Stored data
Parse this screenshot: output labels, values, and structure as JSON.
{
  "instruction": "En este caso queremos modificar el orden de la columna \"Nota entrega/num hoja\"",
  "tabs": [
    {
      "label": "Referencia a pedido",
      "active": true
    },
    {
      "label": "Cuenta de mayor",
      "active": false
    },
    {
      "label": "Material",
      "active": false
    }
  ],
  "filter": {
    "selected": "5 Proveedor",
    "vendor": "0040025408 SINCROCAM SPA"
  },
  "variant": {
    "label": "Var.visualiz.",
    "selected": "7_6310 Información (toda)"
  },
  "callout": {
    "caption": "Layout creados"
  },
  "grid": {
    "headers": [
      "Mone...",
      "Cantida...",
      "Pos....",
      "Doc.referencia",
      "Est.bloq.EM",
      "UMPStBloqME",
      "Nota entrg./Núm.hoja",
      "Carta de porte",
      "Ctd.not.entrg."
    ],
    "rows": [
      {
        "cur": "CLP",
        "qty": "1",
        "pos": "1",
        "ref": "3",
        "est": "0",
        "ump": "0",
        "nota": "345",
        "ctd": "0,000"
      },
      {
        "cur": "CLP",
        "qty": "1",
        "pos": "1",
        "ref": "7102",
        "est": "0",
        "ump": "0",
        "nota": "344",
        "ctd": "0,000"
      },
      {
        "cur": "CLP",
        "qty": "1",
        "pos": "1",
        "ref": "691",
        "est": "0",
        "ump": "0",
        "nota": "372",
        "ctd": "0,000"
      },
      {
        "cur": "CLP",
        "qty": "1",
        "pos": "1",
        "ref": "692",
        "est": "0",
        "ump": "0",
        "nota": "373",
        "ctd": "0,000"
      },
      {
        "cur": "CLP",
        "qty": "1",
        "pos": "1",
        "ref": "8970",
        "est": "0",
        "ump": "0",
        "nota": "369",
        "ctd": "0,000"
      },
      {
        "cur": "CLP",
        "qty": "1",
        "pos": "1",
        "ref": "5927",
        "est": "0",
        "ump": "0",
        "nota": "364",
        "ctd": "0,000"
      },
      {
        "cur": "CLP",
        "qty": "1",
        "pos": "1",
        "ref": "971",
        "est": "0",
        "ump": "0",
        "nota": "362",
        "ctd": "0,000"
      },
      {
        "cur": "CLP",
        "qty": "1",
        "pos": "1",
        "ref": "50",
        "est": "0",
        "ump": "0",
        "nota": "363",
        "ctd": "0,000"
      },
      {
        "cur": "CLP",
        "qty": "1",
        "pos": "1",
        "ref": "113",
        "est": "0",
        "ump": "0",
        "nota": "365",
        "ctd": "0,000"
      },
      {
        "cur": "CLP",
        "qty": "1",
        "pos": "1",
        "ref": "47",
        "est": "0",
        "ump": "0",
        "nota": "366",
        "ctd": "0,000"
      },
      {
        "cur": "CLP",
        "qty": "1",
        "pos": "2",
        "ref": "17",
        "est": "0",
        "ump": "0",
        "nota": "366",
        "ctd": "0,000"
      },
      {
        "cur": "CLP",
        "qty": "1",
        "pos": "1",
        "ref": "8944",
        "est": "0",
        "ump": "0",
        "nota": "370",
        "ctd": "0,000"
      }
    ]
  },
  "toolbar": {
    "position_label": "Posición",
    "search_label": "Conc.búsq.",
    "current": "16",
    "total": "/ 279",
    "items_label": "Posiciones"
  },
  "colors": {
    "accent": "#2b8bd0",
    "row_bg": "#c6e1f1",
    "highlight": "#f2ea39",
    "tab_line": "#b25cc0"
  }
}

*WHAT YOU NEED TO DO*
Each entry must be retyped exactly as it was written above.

*RESPONSE TO THIS TASK*
Parse this screenshot: output labels, values, and structure as JSON.
{
  "instruction": "En este caso queremos modificar el orden de la columna \"Nota entrega/num hoja\"",
  "tabs": [
    {
      "label": "Referencia a pedido",
      "active": true
    },
    {
      "label": "Cuenta de mayor",
      "active": false
    },
    {
      "label": "Material",
      "active": false
    }
  ],
  "filter": {
    "selected": "5 Proveedor",
    "vendor": "0040025408 SINCROCAM SPA"
  },
  "variant": {
    "label": "Var.visualiz.",
    "selected": "7_6310 Información (toda)"
  },
  "callout": {
    "caption": "Layout creados"
  },
  "grid": {
    "headers": [
      "Mone...",
      "Cantida...",
      "Pos....",
      "Doc.referencia",
      "Est.bloq.EM",
      "UMPStBloqME",
      "Nota entrg./Núm.hoja",
      "Carta de porte",
      "Ctd.not.entrg."
    ],
    "rows": [
      {
        "cur": "CLP",
        "qty": "1",
        "pos": "1",
        "ref": "3",
        "est": "0",
        "ump": "0",
        "nota": "345",
        "ctd": "0,000"
      },
      {
        "cur": "CLP",
        "qty": "1",
        "pos": "1",
        "ref": "7102",
        "est": "0",
        "ump": "0",
        "nota": "344",
        "ctd": "0,000"
      },
      {
        "cur": "CLP",
        "qty": "1",
        "pos": "1",
        "ref": "691",
        "est": "0",
        "ump": "0",
        "nota": "372",
        "ctd": "0,000"
      },
      {
        "cur": "CLP",
        "qty": "1",
        "pos": "1",
        "ref": "692",
        "est": "0",
        "ump": "0",
        "nota": "373",
        "ctd": "0,000"
      },
      {
        "cur": "CLP",
        "qty": "1",
        "pos": "1",
        "ref": "8970",
        "est": "0",
        "ump": "0",
        "nota": "369",
        "ctd": "0,000"
      },
      {
        "cur": "CLP",
        "qty": "1",
        "pos": "1",
        "ref": "5927",
        "est": "0",
        "ump": "0",
        "nota": "364",
        "ctd": "0,000"
      },
      {
        "cur": "CLP",
        "qty": "1",
        "pos": "1",
        "ref": "971",
        "est": "0",
        "ump": "0",
        "nota": "362",
        "ctd": "0,000"
      },
      {
        "cur": "CLP",
        "qty": "1",
        "pos": "1",
        "ref": "50",
        "est": "0",
        "ump": "0",
        "nota": "363",
        "ctd": "0,000"
      },
      {
        "cur": "CLP",
        "qty": "1",
        "pos": "1",
        "ref": "113",
        "est": "0",
        "ump": "0",
        "nota": "365",
        "ctd": "0,000"
      },
      {
        "cur": "CLP",
        "qty": "1",
        "pos": "1",
        "ref": "47",
        "est": "0",
        "ump": "0",
        "nota": "366",
        "ctd": "0,000"
      },
      {
        "cur": "CLP",
        "qty": "1",
        "pos": "2",
        "ref": "17",
        "est": "0",
        "ump": "0",
        "nota": "366",
        "ctd": "0,000"
      },
      {
        "cur": "CLP",
        "qty": "1",
        "pos": "1",
        "ref": "8944",
        "est": "0",
        "ump": "0",
        "nota": "370",
        "ctd": "0,000"
      }
    ]
  },
  "toolbar": {
    "position_label": "Posición",
    "search_label": "Conc.búsq.",
    "current": "16",
    "total": "/ 279",
    "items_label": "Posiciones"
  },
  "colors": {
    "accent": "#2b8bd0",
    "row_bg": "#c6e1f1",
    "highlight": "#f2ea39",
    "tab_line": "#b25cc0"
  }
}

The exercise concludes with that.